A new report from MasterCard indicates that mobile devices and prepaid cards may drive financial inclusion in underserved and underbanked communities across India, Indonesia, Vietnam, the Philippines, Egypt and Nigeria.
The study examined excluded and underserved communities, which, according to MasterCard, are most likely to be people ages 28 to 41, on average. Most people who are considered to be financially excluded and underserved have secondary education and a job, and the average monthly household income ranges from $200-$500.
“Understanding the needs and attitudes of these consumers has provided us with important insights,” MasterCard Southeast Asia President Matthew Driver said. “For example, the financially excluded or underserved in urban centers are reasonably well educated and largely employed, so inclusion efforts in cities should be primarily focused on building more relevant, lower cost products and services rather than basic financial literacy. This means that with the right approach there is huge immediate potential in such environments to bring many people into the financial system.”

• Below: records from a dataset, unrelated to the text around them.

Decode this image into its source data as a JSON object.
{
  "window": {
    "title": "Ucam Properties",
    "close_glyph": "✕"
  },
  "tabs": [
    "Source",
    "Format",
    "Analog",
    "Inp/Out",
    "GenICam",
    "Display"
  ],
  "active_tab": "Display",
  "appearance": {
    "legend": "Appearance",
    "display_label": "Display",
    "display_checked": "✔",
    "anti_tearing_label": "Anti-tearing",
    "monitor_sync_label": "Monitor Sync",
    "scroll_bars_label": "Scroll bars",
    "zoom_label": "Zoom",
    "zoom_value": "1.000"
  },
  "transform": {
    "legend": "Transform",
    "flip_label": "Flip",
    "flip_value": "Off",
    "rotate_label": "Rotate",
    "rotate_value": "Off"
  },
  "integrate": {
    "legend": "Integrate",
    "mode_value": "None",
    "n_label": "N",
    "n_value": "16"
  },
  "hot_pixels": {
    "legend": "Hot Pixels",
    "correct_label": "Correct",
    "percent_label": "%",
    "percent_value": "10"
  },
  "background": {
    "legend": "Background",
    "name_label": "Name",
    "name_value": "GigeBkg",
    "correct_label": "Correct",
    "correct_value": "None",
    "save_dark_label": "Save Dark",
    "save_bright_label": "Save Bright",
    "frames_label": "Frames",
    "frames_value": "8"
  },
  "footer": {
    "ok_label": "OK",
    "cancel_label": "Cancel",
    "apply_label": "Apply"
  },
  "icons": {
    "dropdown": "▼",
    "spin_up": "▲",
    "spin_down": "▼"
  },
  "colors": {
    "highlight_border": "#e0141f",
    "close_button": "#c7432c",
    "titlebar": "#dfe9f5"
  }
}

According to the study, most people in underserved communities have heard of prepaid cards, but less than five percent across all markets use them. The study also showed that while a majority of the communities surveyed had access to a mobile telephone, the devices were generally standard phones and lacked smartphone capabilities.
Driver said, however, that the combined use of prepaid and mobile phones may drive financial inclusion as an entry point to the financial system.
“The high use of mobile phones in these emerging markets also creates an opportunity to drive financial inclusion,” Driver said. “We believe that a prepaid card linked to the mobile phone account can provide a simple entry point into the financial system and bridge the gap between the formal financial services sector and the millions of underserved or unbanked individuals, especially when combined with services such as bill payment and P2P capabilities. The key is providing relevant services with high convenience and low cost that empower them to change their lives for the better.”